I continued to attempt to make people happy by going to counselors and various psychiatrists, but I would constantly find a reason to switch practioners before any of them could really help me. I was “content” in the depths of my despair, and I could see my options were limited. Once again, I turned to the only way out I could see. I attempted to take my own life again.
After this last attempt, something changed. What is that pivotal moment, you ask? I wish I could tell you, but I knew as I sat alone in this hospital that this time was different. As far as I can remember, it happened one day when my wife came to visit me and she brought me some pictures of our family. As I sat there in the darkness of the hospital night after night alone with the voices and my thoughts, I would stare at those pictures, and something called out to me. I vaguely remembered what it was like to be happy and to spend time with my family. I decided I wanted that again.

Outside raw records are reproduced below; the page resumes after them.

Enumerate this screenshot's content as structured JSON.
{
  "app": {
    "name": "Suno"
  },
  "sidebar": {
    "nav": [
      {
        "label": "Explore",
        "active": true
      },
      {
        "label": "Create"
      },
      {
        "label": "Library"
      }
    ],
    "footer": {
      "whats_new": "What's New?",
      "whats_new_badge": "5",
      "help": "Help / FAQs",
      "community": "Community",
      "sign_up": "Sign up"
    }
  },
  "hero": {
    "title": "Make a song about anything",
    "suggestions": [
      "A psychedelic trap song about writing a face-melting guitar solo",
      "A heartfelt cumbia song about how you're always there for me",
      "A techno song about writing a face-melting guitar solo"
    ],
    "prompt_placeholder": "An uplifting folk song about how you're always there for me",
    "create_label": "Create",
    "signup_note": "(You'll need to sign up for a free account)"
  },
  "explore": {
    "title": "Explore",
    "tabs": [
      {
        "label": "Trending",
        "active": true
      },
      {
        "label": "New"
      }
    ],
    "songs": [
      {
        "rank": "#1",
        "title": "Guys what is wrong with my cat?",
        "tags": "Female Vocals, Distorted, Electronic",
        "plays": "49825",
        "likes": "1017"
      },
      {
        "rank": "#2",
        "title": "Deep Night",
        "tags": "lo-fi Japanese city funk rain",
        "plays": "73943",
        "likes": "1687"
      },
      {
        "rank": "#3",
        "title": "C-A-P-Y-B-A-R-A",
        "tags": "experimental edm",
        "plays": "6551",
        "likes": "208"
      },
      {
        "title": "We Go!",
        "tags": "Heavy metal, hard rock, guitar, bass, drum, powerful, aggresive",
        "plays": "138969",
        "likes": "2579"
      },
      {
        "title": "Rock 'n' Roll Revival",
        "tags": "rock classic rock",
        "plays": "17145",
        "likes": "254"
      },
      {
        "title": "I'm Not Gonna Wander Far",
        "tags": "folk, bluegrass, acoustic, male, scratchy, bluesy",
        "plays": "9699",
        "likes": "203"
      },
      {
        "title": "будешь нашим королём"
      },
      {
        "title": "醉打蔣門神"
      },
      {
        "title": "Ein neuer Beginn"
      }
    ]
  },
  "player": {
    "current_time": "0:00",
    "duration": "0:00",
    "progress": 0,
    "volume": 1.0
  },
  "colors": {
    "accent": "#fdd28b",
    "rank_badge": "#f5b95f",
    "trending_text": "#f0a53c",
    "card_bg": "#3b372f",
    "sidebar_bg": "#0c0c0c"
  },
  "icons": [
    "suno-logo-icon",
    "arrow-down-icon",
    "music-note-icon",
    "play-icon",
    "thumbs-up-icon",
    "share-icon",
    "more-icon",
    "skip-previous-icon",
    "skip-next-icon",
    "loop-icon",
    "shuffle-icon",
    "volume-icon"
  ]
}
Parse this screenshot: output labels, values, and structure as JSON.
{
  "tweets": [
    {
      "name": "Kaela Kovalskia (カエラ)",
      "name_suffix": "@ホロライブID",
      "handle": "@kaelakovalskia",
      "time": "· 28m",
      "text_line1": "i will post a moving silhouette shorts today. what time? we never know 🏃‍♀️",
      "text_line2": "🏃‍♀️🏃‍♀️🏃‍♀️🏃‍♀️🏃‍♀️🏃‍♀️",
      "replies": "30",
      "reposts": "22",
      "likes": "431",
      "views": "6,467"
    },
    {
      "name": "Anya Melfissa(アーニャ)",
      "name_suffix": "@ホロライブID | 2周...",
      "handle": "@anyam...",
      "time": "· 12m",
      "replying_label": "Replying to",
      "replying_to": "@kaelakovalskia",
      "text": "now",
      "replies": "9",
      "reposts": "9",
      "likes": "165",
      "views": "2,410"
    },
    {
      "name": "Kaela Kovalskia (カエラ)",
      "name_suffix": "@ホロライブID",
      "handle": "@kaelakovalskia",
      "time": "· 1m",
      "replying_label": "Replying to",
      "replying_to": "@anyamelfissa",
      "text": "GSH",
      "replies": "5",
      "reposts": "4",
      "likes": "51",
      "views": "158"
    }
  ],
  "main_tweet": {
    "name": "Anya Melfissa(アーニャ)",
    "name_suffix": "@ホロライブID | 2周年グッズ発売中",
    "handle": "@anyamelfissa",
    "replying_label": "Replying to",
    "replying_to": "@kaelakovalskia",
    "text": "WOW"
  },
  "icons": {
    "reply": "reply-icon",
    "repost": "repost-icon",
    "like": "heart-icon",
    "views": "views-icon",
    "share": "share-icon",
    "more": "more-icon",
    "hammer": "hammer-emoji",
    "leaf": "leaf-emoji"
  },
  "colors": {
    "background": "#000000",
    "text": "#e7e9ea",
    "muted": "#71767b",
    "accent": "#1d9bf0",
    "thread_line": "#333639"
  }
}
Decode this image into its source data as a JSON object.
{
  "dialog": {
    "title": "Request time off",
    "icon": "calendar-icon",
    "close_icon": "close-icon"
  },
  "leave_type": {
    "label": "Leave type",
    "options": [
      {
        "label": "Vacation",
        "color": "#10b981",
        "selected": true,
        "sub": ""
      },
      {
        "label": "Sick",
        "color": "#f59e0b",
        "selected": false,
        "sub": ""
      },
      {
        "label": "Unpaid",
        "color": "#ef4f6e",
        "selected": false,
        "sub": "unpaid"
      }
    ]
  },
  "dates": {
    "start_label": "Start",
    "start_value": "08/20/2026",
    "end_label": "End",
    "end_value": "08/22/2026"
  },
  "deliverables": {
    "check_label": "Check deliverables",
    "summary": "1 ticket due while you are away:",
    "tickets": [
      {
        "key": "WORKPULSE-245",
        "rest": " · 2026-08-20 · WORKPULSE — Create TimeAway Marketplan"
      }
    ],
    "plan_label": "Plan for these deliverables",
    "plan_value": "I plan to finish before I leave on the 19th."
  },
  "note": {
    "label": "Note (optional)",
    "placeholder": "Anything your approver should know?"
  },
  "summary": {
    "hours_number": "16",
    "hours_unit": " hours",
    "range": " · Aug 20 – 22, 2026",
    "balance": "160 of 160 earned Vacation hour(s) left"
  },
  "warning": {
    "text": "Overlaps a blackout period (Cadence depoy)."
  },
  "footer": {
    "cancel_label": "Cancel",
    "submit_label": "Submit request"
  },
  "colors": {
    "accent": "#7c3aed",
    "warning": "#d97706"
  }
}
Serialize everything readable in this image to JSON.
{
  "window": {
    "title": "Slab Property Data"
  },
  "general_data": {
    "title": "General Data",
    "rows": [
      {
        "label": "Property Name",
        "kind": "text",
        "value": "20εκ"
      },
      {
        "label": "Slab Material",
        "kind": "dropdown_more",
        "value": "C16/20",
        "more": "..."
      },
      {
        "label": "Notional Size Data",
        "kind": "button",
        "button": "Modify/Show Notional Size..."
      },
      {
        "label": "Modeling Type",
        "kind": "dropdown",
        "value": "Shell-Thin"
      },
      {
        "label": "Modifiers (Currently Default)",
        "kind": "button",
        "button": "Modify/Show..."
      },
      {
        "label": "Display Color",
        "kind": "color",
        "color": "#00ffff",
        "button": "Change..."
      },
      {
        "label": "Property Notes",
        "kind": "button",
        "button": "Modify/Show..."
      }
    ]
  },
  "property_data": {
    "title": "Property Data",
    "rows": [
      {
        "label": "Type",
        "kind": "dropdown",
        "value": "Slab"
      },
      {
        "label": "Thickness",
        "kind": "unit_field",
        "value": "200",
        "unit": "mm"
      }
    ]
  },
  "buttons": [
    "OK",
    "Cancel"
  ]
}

I started listening to the doctors and therapists and doing what they suggested. Not that it was easy as I make it sound. It was a struggle every day, and I backslid on any number of occasions. I finally realized, though, that there was an outside world and that those awful voices I have heard for as long as I can remember are not the only voices in the world. I started to listen to the voices of the people who loved and supported me.
That was five years ago, and I do still struggle with suicidal thoughts on occasion and with voices on a daily basis, but I now know that I never have to be alone with those voices and thoughts again. I have built up a strong support system and actively advocate for suicide prevention and awareness. One of the most telling changes is, I now work for a suicide prevention line and run a group for survivors of suicide attempts. One of the best things for me is when people tell me they are going to stop coming to the support group because they are feeling safe and no longer need it but will return if they ever start having a difficult time.
One of the things that still surprises me is the welcome I got at the suicide prevention line when I went for an interview. I was very upfront about my own trials and tribulations and thought they might not hire me because of my risk factors. I was pleasantly surprised to find they openly welcomed me and wanted to know my side of things so they could help other callers more effectively.
It is because of my past experience that I run a support group for suicide attempters. My supervisor had always wanted a group like this to be formed but knew it was be difficult to get group members to open up and talk about these experiences with an outsider.
I think these last two things are some of the biggest reasons I continue to thrive. I can remind myself how bad things can get if I let them.
I will always remember the first person who called me after they attempted to take their own life by overdosing. I had spoken to this caller around 9:00 PM on a Friday night. After talking for a while, the caller said they thought they would be safe until their family arrived home. Approximately an hour later, the same caller contacted me to tell me they had gotten into an argument with their family and had just overdosed, and they needed help. I contacted emergency services as requested by the caller and they were transported to the hospital.
I thought that would be the end of it until I heard from the caller around the same time three weeks later _ to thank me for saving their life.